The photos were almost lost. The negatives had disappeared, and his roll of proofs was in “dreadful condition.” But after hours scanning and cleaning up the images in Photoshop, he managed to restore the priceless images. And as a result, photos of an art icon that have never been seen by the world are making their debut 40 years later.

Photo of Andy Warhol by John Hustad
Photo of Andy Warhol by John Hustad

Warhol and Mia

Over the years, Mia has featured the works of Andy Warhol in thematic exhibitions, and currently maintains an impressive collection of his art that has been gifted to the museum’s Department of Prints & Drawings. Although a small fraction are on view at any given time, the public can explore more than 40,000 prints and 3,000 drawings in what is considered “Mia’s hidden treasure chest,” the Herschel V. Jones Print Study Room.

Schedule an appointment to explore this collection:
by phone (612) 870-3105 or by e-mail ([email protected]).

This story is part of “Out North: MNLGBTQ History,” a Twin Cities PBS Original documentary that explores the untold past of Minnesota’s lesbian, gay, bisexual, transgender and queer community, and celebrates the strides the state has made since the gay liberation movement began in the 1970s.

This story is made possible by the Arts and Cultural Heritage Fund and the citizens of Minnesota.


Out North film graphic and photo of two men holding hands

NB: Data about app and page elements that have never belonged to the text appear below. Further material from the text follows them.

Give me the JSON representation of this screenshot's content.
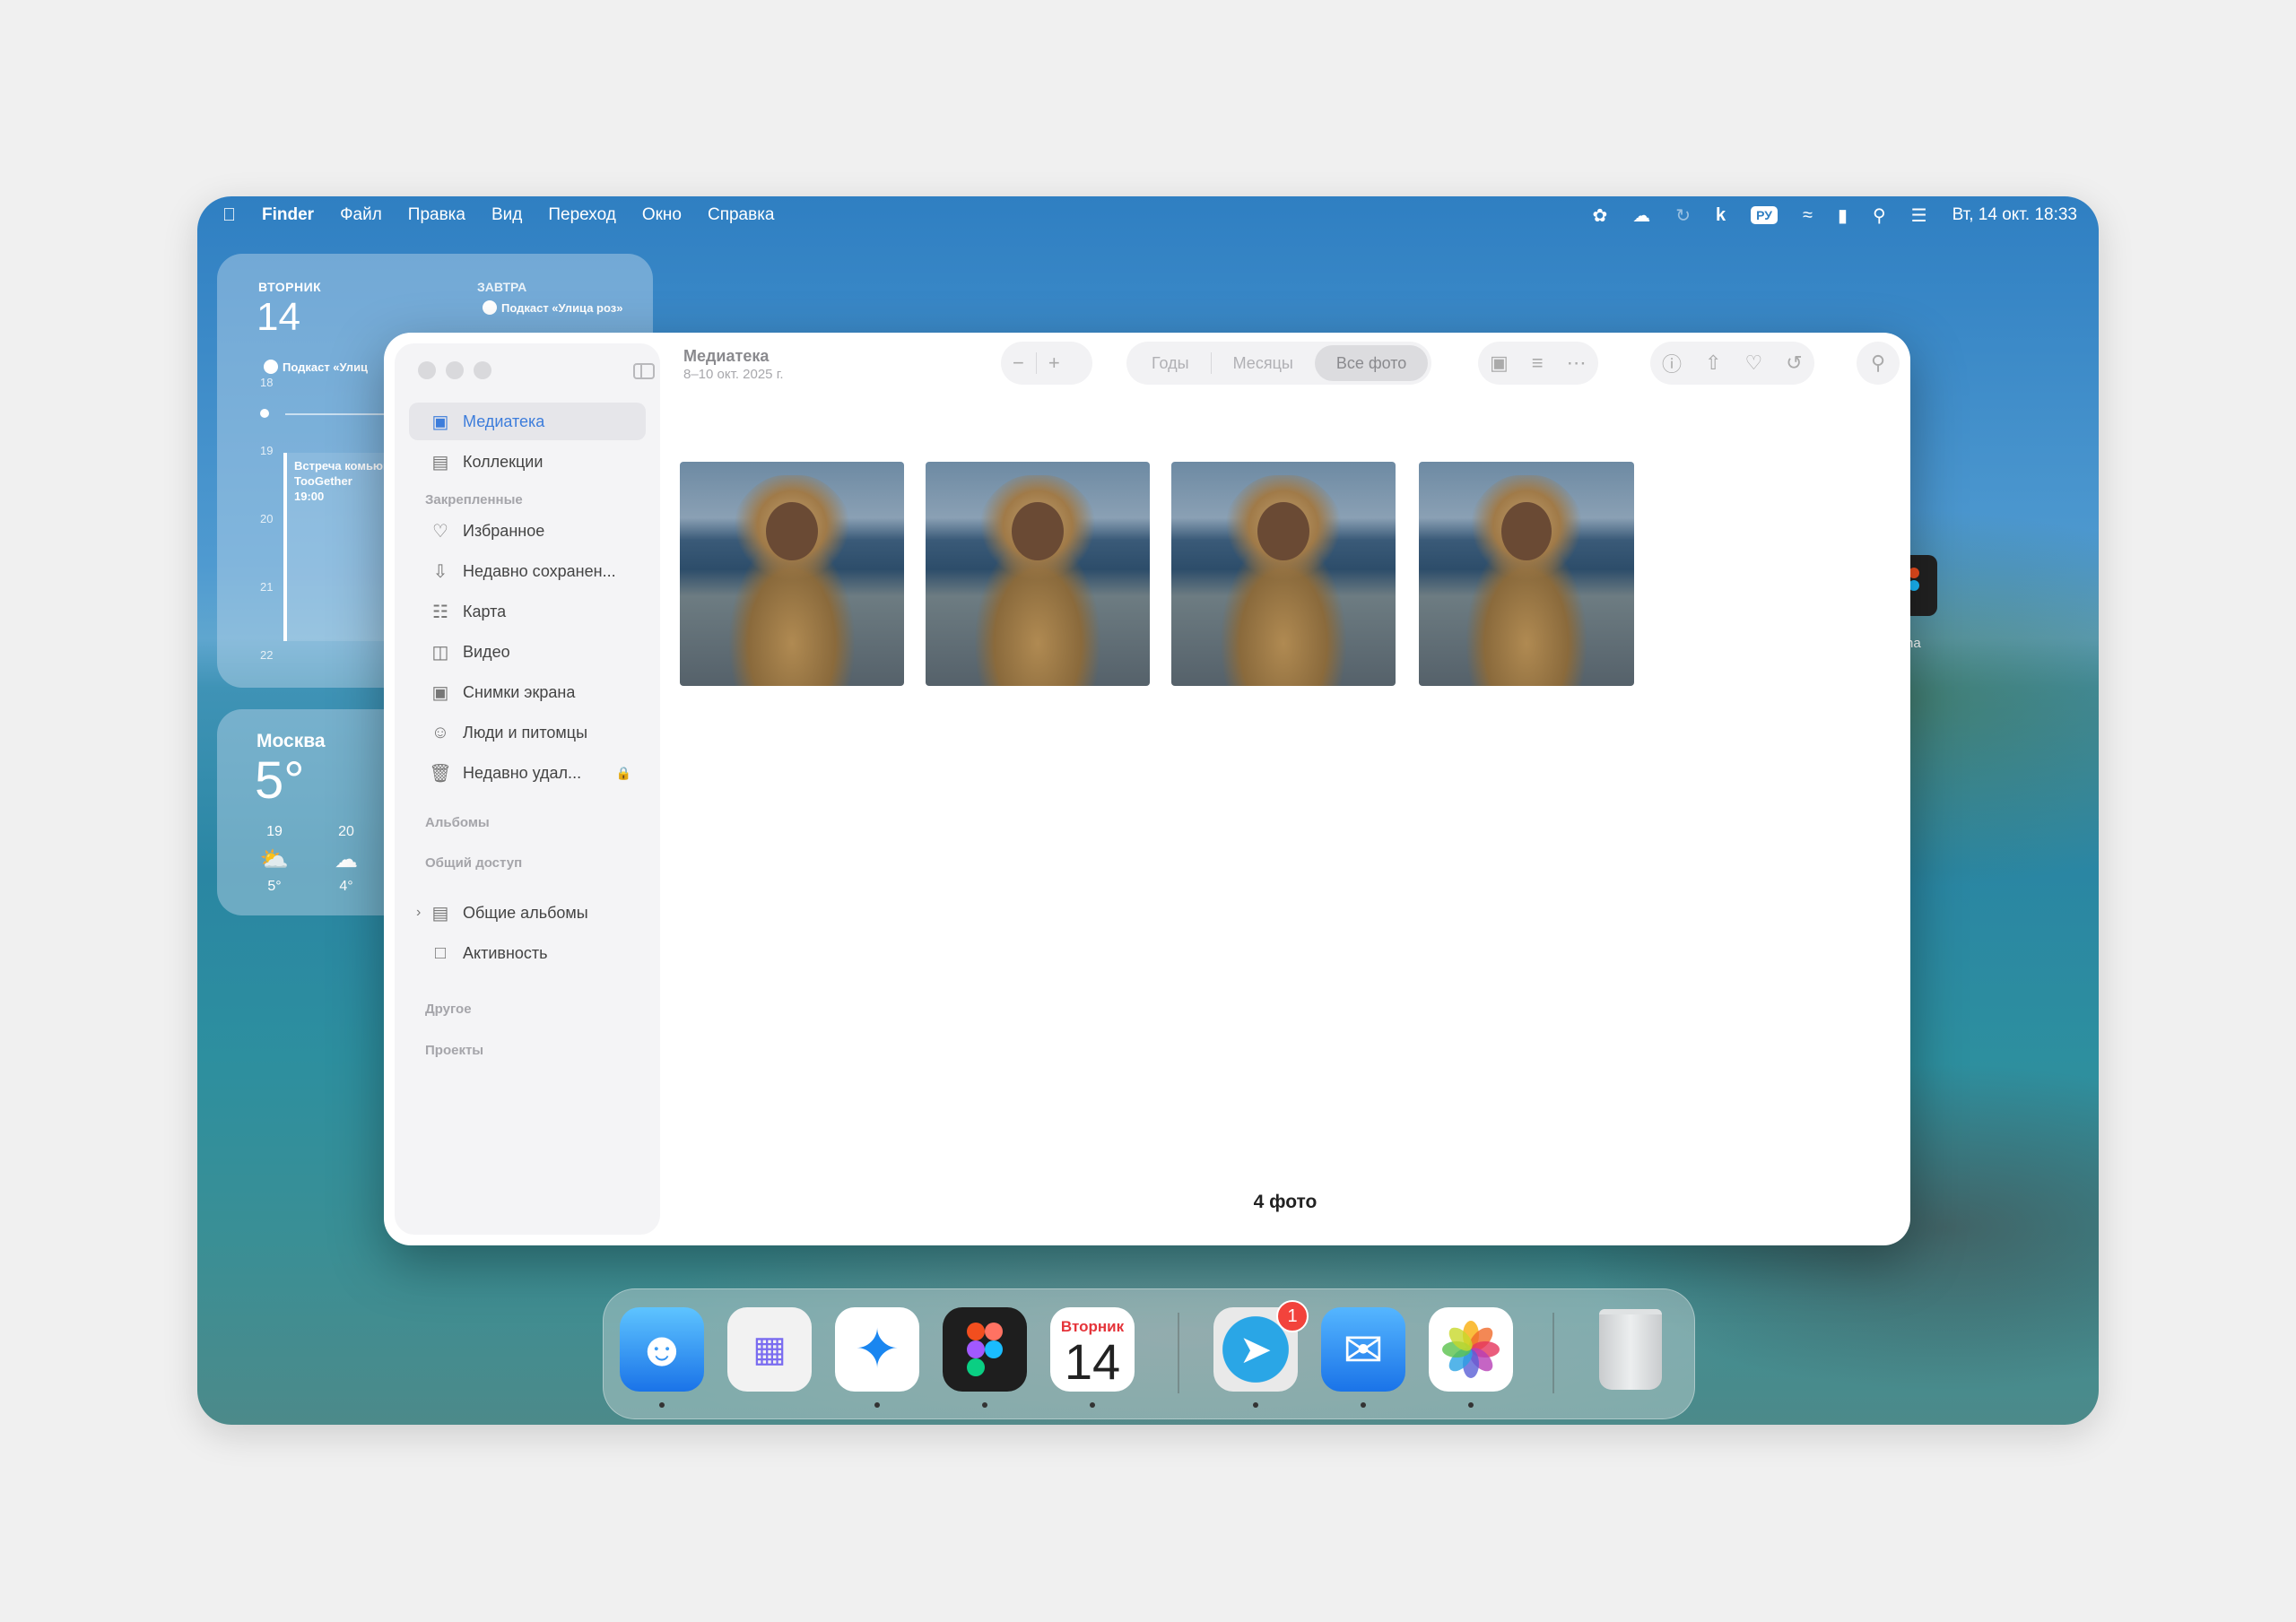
{
  "menubar": {
    "apple_icon": "apple-logo",
    "app_name": "Finder",
    "menus": [
      "Файл",
      "Правка",
      "Вид",
      "Переход",
      "Окно",
      "Справка"
    ],
    "input_language": "РУ",
    "datetime": "Вт, 14 окт. 18:33"
  },
  "calendar_widget": {
    "day_label": "ВТОРНИК",
    "day_number": "14",
    "tomorrow_label": "ЗАВТРА",
    "today_event": "Подкаст «Улиц",
    "tomorrow_event": "Подкаст «Улица роз»",
    "hours": [
      "18",
      "19",
      "20",
      "21",
      "22"
    ],
    "event_title_line1": "Встреча комьюн",
    "event_title_line2": "TooGether",
    "event_time": "19:00"
  },
  "weather_widget": {
    "city": "Москва",
    "temperature": "5°",
    "forecast": [
      {
        "hour": "19",
        "icon": "cloud-sun-rain-icon",
        "temp": "5°"
      },
      {
        "hour": "20",
        "icon": "cloud-icon",
        "temp": "4°"
      }
    ]
  },
  "peek_label": "na",
  "photos_window": {
    "title": "Медиатека",
    "subtitle": "8–10 окт. 2025 г.",
    "segments": [
      "Годы",
      "Месяцы",
      "Все фото"
    ],
    "active_segment": "Все фото",
    "sidebar": {
      "items_top": [
        {
          "label": "Медиатека",
          "icon": "photo-library-icon",
          "active": true
        },
        {
          "label": "Коллекции",
          "icon": "collections-icon",
          "active": false
        }
      ],
      "pinned_header": "Закрепленные",
      "pinned": [
        {
          "label": "Избранное",
          "icon": "heart-icon"
        },
        {
          "label": "Недавно сохранен...",
          "icon": "recently-saved-icon"
        },
        {
          "label": "Карта",
          "icon": "map-icon"
        },
        {
          "label": "Видео",
          "icon": "video-icon"
        },
        {
          "label": "Снимки экрана",
          "icon": "screenshot-icon"
        },
        {
          "label": "Люди и питомцы",
          "icon": "person-icon"
        },
        {
          "label": "Недавно удал...",
          "icon": "trash-icon"
        }
      ],
      "albums_header": "Альбомы",
      "shared_header": "Общий доступ",
      "shared": [
        {
          "label": "Общие альбомы",
          "icon": "shared-albums-icon"
        },
        {
          "label": "Активность",
          "icon": "activity-icon"
        }
      ],
      "other_header": "Другое",
      "projects_header": "Проекты"
    },
    "photo_count": "4 фото"
  },
  "dock": {
    "apps": [
      "Finder",
      "Launchpad",
      "Safari",
      "Figma",
      "Calendar",
      "Telegram",
      "Mail",
      "Photos",
      "Trash"
    ],
    "calendar_day_name": "Вторник",
    "calendar_day_number": "14",
    "telegram_badge": "1"
  }
}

Join TPT at Mia’s Stonewall at 50
Join us for a free evening of readings, performances, and gallery conversations exploring LGBTQ+ identities and reflecting on the significance of the 50th anniversary of the Stonewall Uprising. Co-curated by poet, politician, and transgender rights activist Andrea Jenkins.

Facebook Event 
Friday June 14th from 6pm – 9pm

Out North: MNLGBTQ History will air in two parts during our weekly history series, Minnesota Experience, on June 10 and 17 at 9 pm on TPT 2.

Loring Park may be the official destination of the annual Minneapolis Pride Festival, but it was also the site of Joel Larson’s murder. A young, gay man, Joel’s friends and family installed a bench in his honor with the ambition of helping others “turn their back on hate.” Watch his story.

Explore the evolution of Pride guides, from quickly disposable fliers to magazine-like booklets in “Open Up a Historic Pride Guide to See What’s Inside.”

Discover how many Native American tribes have long accepted people who identify as both masculine and feminine in “A Third Gender Identity Has Existed for Centuries.”

Learn about longtime Minnesota LGBTQ+ history chronicler – and Out North: MNLGBTQ History advisor – Stewart Van Cleve in this profile story.